◆ **What is needed**
An exact restatement of the records below is expected.

◆ **Records for this task**
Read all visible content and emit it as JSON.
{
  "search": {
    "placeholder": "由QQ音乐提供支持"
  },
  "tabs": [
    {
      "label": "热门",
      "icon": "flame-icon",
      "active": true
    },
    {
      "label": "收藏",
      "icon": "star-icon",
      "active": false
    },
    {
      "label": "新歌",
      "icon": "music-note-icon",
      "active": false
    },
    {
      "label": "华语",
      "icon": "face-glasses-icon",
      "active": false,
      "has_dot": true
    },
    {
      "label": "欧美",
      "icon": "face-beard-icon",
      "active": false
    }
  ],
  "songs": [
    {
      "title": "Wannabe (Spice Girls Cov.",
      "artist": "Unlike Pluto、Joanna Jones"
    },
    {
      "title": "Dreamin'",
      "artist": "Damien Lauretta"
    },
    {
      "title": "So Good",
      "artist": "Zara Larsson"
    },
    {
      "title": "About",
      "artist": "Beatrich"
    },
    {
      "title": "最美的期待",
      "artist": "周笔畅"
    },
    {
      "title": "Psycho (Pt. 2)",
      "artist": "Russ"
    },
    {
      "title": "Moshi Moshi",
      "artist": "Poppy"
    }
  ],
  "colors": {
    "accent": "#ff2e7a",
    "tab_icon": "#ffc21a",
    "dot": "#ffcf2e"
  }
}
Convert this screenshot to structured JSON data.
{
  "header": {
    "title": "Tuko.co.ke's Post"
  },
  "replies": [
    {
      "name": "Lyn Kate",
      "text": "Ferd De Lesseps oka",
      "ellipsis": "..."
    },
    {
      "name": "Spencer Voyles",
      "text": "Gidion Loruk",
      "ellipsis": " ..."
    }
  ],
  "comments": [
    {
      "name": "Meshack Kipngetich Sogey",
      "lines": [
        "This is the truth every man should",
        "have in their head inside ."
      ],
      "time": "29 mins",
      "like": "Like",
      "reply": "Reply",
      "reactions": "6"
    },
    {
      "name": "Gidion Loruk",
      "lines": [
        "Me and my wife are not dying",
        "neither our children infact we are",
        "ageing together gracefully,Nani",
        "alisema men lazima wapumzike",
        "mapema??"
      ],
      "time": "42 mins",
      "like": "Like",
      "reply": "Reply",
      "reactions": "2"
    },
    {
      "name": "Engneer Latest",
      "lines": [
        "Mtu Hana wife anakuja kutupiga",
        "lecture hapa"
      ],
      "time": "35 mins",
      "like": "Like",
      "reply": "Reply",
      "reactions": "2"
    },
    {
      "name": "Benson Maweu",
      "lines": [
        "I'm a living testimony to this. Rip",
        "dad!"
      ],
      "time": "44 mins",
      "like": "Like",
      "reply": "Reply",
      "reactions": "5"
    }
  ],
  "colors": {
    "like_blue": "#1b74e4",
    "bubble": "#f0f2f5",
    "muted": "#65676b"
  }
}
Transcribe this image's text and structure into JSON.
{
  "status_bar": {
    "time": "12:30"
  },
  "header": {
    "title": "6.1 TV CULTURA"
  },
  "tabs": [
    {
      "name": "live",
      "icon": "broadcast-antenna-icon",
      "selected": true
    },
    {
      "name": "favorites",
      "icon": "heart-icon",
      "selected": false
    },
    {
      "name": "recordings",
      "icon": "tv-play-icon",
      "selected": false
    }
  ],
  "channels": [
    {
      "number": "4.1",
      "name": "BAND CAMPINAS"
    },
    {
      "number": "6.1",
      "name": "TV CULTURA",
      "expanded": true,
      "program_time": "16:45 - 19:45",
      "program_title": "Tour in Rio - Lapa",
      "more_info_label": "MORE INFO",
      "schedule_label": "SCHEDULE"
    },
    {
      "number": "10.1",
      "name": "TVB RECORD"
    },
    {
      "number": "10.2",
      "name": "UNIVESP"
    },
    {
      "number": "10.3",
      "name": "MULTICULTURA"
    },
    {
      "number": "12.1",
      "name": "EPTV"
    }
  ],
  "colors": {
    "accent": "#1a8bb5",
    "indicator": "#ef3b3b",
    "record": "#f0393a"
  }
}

◆ **Written answer**
Read all visible content and emit it as JSON.
{
  "search": {
    "placeholder": "由QQ音乐提供支持"
  },
  "tabs": [
    {
      "label": "热门",
      "icon": "flame-icon",
      "active": true
    },
    {
      "label": "收藏",
      "icon": "star-icon",
      "active": false
    },
    {
      "label": "新歌",
      "icon": "music-note-icon",
      "active": false
    },
    {
      "label": "华语",
      "icon": "face-glasses-icon",
      "active": false,
      "has_dot": true
    },
    {
      "label": "欧美",
      "icon": "face-beard-icon",
      "active": false
    }
  ],
  "songs": [
    {
      "title": "Wannabe (Spice Girls Cov.",
      "artist": "Unlike Pluto、Joanna Jones"
    },
    {
      "title": "Dreamin'",
      "artist": "Damien Lauretta"
    },
    {
      "title": "So Good",
      "artist": "Zara Larsson"
    },
    {
      "title": "About",
      "artist": "Beatrich"
    },
    {
      "title": "最美的期待",
      "artist": "周笔畅"
    },
    {
      "title": "Psycho (Pt. 2)",
      "artist": "Russ"
    },
    {
      "title": "Moshi Moshi",
      "artist": "Poppy"
    }
  ],
  "colors": {
    "accent": "#ff2e7a",
    "tab_icon": "#ffc21a",
    "dot": "#ffcf2e"
  }
}
Convert this screenshot to structured JSON data.
{
  "header": {
    "title": "Tuko.co.ke's Post"
  },
  "replies": [
    {
      "name": "Lyn Kate",
      "text": "Ferd De Lesseps oka",
      "ellipsis": "..."
    },
    {
      "name": "Spencer Voyles",
      "text": "Gidion Loruk",
      "ellipsis": " ..."
    }
  ],
  "comments": [
    {
      "name": "Meshack Kipngetich Sogey",
      "lines": [
        "This is the truth every man should",
        "have in their head inside ."
      ],
      "time": "29 mins",
      "like": "Like",
      "reply": "Reply",
      "reactions": "6"
    },
    {
      "name": "Gidion Loruk",
      "lines": [
        "Me and my wife are not dying",
        "neither our children infact we are",
        "ageing together gracefully,Nani",
        "alisema men lazima wapumzike",
        "mapema??"
      ],
      "time": "42 mins",
      "like": "Like",
      "reply": "Reply",
      "reactions": "2"
    },
    {
      "name": "Engneer Latest",
      "lines": [
        "Mtu Hana wife anakuja kutupiga",
        "lecture hapa"
      ],
      "time": "35 mins",
      "like": "Like",
      "reply": "Reply",
      "reactions": "2"
    },
    {
      "name": "Benson Maweu",
      "lines": [
        "I'm a living testimony to this. Rip",
        "dad!"
      ],
      "time": "44 mins",
      "like": "Like",
      "reply": "Reply",
      "reactions": "5"
    }
  ],
  "colors": {
    "like_blue": "#1b74e4",
    "bubble": "#f0f2f5",
    "muted": "#65676b"
  }
}
Transcribe this image's text and structure into JSON.
{
  "status_bar": {
    "time": "12:30"
  },
  "header": {
    "title": "6.1 TV CULTURA"
  },
  "tabs": [
    {
      "name": "live",
      "icon": "broadcast-antenna-icon",
      "selected": true
    },
    {
      "name": "favorites",
      "icon": "heart-icon",
      "selected": false
    },
    {
      "name": "recordings",
      "icon": "tv-play-icon",
      "selected": false
    }
  ],
  "channels": [
    {
      "number": "4.1",
      "name": "BAND CAMPINAS"
    },
    {
      "number": "6.1",
      "name": "TV CULTURA",
      "expanded": true,
      "program_time": "16:45 - 19:45",
      "program_title": "Tour in Rio - Lapa",
      "more_info_label": "MORE INFO",
      "schedule_label": "SCHEDULE"
    },
    {
      "number": "10.1",
      "name": "TVB RECORD"
    },
    {
      "number": "10.2",
      "name": "UNIVESP"
    },
    {
      "number": "10.3",
      "name": "MULTICULTURA"
    },
    {
      "number": "12.1",
      "name": "EPTV"
    }
  ],
  "colors": {
    "accent": "#1a8bb5",
    "indicator": "#ef3b3b",
    "record": "#f0393a"
  }
}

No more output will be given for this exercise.